Exercise goal: Count each line below that has the word "brand" in it, and give only the total.

=====

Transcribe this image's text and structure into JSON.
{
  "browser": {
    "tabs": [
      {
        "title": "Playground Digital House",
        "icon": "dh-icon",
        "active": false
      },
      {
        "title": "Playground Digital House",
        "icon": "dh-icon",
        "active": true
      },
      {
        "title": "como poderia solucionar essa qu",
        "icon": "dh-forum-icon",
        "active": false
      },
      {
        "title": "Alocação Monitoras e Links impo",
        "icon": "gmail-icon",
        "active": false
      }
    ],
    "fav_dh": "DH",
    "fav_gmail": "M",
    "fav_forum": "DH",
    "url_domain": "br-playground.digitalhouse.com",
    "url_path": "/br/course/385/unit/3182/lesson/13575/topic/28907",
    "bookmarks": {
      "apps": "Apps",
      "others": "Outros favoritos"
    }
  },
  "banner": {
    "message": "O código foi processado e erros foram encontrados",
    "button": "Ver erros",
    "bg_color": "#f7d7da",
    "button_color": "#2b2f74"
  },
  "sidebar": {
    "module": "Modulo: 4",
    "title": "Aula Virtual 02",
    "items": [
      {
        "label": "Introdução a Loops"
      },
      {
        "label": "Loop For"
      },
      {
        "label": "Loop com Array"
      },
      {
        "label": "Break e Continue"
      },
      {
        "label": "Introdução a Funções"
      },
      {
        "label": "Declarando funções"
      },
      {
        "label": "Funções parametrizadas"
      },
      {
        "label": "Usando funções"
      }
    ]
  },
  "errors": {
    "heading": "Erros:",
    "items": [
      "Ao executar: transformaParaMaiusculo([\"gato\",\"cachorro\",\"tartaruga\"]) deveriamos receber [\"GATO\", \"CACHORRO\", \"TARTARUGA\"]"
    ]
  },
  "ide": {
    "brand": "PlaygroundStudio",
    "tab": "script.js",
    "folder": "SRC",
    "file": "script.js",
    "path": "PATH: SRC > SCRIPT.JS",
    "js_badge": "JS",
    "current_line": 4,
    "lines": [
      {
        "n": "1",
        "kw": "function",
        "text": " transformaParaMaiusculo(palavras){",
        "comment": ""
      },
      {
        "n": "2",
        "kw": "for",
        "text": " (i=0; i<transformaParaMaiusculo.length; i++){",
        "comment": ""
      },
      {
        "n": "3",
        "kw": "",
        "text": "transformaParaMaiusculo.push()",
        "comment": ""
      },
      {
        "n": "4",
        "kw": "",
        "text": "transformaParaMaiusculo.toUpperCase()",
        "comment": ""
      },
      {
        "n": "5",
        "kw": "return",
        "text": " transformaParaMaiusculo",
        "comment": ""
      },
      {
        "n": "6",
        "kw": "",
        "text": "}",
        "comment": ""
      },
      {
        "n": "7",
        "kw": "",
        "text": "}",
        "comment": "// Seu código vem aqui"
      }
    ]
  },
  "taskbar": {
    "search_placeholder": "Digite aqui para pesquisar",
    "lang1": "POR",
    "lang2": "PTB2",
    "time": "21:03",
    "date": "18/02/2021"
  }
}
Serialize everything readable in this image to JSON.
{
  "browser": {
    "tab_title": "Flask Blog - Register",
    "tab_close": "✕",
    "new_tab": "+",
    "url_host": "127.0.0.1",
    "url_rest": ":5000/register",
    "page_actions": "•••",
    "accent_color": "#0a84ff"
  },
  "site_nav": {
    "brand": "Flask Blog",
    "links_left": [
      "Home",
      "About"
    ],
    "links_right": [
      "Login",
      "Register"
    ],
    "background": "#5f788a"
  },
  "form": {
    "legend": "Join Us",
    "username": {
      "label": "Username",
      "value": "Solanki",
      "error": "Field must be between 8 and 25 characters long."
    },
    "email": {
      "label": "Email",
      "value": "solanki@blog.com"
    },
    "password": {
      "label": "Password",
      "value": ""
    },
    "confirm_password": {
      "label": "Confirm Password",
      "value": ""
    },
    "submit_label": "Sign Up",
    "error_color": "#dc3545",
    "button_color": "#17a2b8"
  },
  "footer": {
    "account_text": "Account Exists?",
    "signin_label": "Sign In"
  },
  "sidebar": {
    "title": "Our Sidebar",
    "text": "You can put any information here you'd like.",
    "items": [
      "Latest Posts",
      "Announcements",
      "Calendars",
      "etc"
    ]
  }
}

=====

Written solution: 2